BY Michelle Grabner in Reviews | 06 JUN 01
Featured in
Issue 60

Painting at the Edge of the World

BY Michelle Grabner in Reviews | 06 JUN 01

Slightly behind the curve of the recent glut of painting shows - 'Colour Me Blind', 'Trouble Spot: Painting', and 'Examining Pictures' to name a few - 'Painting at the Edge of the World', curated by Douglas Fogle, intelligently resisted the tendency of painting exhibitions to be simply another contemporary painting sampler.

What makes the space between the paintings as interesting as the paintings themselves is good curation and impeccable installation. Arturo Herrera's wall painting All I Ask (1999), for example, was hung opposite Takashi Murakami's 7 2 7 (1996) and encouraged a dialogue that has less to do with the culture of painting than it does with popular culture's perversions of style and narrative. The theatre of content is nowhere to be found within these enormous graphic pictures but the space between them is ripe with a volley of context and meaning.

Another stunning pairing was Lucy McKenzie with Michael Raedecker. McKenzie makes paintings of Olympic athletes severed from the rules, fanfare and pageantry of the global spectacle of sports. Her figures, icons of political ideologies, are reduced to over-sexualized or neutered pawns in a surrogate world of power, success, failure and defeat. Curious (1998) reframes the classic 'crotch shot'. A back-side view of a female hurdler, feet positioned in the starting blocks, hands positioned on the ground with acrylic running shorts tightly contouring the athlete's rear creates a tension between the desire for this athlete to win the race and a desire to have her sexually. Raedecker's traditional landscapes of embroidery and paint juxtaposed with McKenzie's curious conceptual project refracts into issues not of genre or medium but of freedom and variance within the language of painting itself.

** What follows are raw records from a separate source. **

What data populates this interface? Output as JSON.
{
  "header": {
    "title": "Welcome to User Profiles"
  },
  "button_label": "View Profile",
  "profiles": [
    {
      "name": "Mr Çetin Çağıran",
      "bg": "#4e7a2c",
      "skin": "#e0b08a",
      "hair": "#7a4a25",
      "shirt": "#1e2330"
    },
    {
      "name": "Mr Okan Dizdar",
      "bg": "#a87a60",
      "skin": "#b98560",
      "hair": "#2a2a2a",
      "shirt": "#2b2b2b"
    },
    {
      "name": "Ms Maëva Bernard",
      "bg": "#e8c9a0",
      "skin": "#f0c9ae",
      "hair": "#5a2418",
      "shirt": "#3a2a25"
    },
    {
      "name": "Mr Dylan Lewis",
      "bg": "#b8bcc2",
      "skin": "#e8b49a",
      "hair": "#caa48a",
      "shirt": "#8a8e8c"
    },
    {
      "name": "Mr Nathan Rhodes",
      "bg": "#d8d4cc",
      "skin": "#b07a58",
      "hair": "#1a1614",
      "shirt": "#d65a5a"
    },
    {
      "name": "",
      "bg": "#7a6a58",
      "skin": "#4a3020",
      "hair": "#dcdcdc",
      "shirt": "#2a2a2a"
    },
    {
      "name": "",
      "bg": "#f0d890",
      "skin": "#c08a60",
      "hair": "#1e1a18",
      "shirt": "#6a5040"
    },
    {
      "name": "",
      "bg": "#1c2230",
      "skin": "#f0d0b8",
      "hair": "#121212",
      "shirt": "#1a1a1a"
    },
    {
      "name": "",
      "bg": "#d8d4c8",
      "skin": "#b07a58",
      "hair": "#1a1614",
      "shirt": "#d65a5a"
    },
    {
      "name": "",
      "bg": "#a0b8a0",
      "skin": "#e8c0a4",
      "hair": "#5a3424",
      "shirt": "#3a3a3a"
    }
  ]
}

Many artists in the exhibition dwell not in the culture of painting but of design. Although canvas is their support and paint their medium, artists such as Julie Mehretu, Franz Ackerman, Haluk Akakce, Kevin Appel and dare I say even Laura Owens and Thomas Scheibitz are impervious to failure. Like many contemporary painters these artists work within a foolproof conceptual and formal methodology. They leave no room for vulnerability, allow no bad painting to mess things up. Yet by depriving themselves of risk and discovery they gain style and control. By including many artists who have a greater affinity with design than the trajectory of painting, Fogle underscored the susceptibility and precarious nature of the language. When confronted with the confidence of design and its contract with a social ideology, Paul Thek's small faux-naive 'picture light' paintings, Hiroshi Sugito's misty daydreams and especially Marlene Dumas's fragile psychologies are utterly singular, autonomous and significant.

'Painting at the Edge of the World' was also generous in its attention to the relationship between painting and performance. Francis Alÿs's The Leak (1995-2001) both literally and metaphorically draws a direct line back to Pollock. Puncturing a hole in a can of paint and dripping a continuous line of colour from the art centre's interior galleries out of the main entrance and into Minneapolis' icy urban midwinter landscape, Alÿs's path connects social space with cultural space, painting with history and action with image. Paul McCarthy's video works also tackle these issues, minus the poetry.

Painting's hang-up with representation, truth and photography has long subsided. On the contrary, much of today's photography has fallen under the spell of painting. Its indulgence in monumental scale, colour and composition led to the obvious inclusion of photographs by Andreas Gursky into a painting show. The not so obvious inclusion in the exhibition was German painter Eberhard Havekost whose modest scale and filmic canvases examine painting's illusionary logic when confronted with the special effects of the media. The compelling result reinforces the pliability and inventiveness of painted space. Finally, Margherita Manzelli's paintings of unseemly young women cling not 'on the edge of the world' but on the edge of the painting itself. Dangling their legs over the flatness of the picture plane they defy painting's rules and limitations. Like 'Painting on the Edge of the World' they underscore an inexhaustible, albeit vulnerable, arena of picture making.

Michelle Grabner is an artist, curator and professor in the Department of Painting and Drawing at the School of the Art Institute of Chicago. She is Director of the exhibition spaces The Suburban in Milwaukee, USA and the Poor Farm in Wisconsin, USA.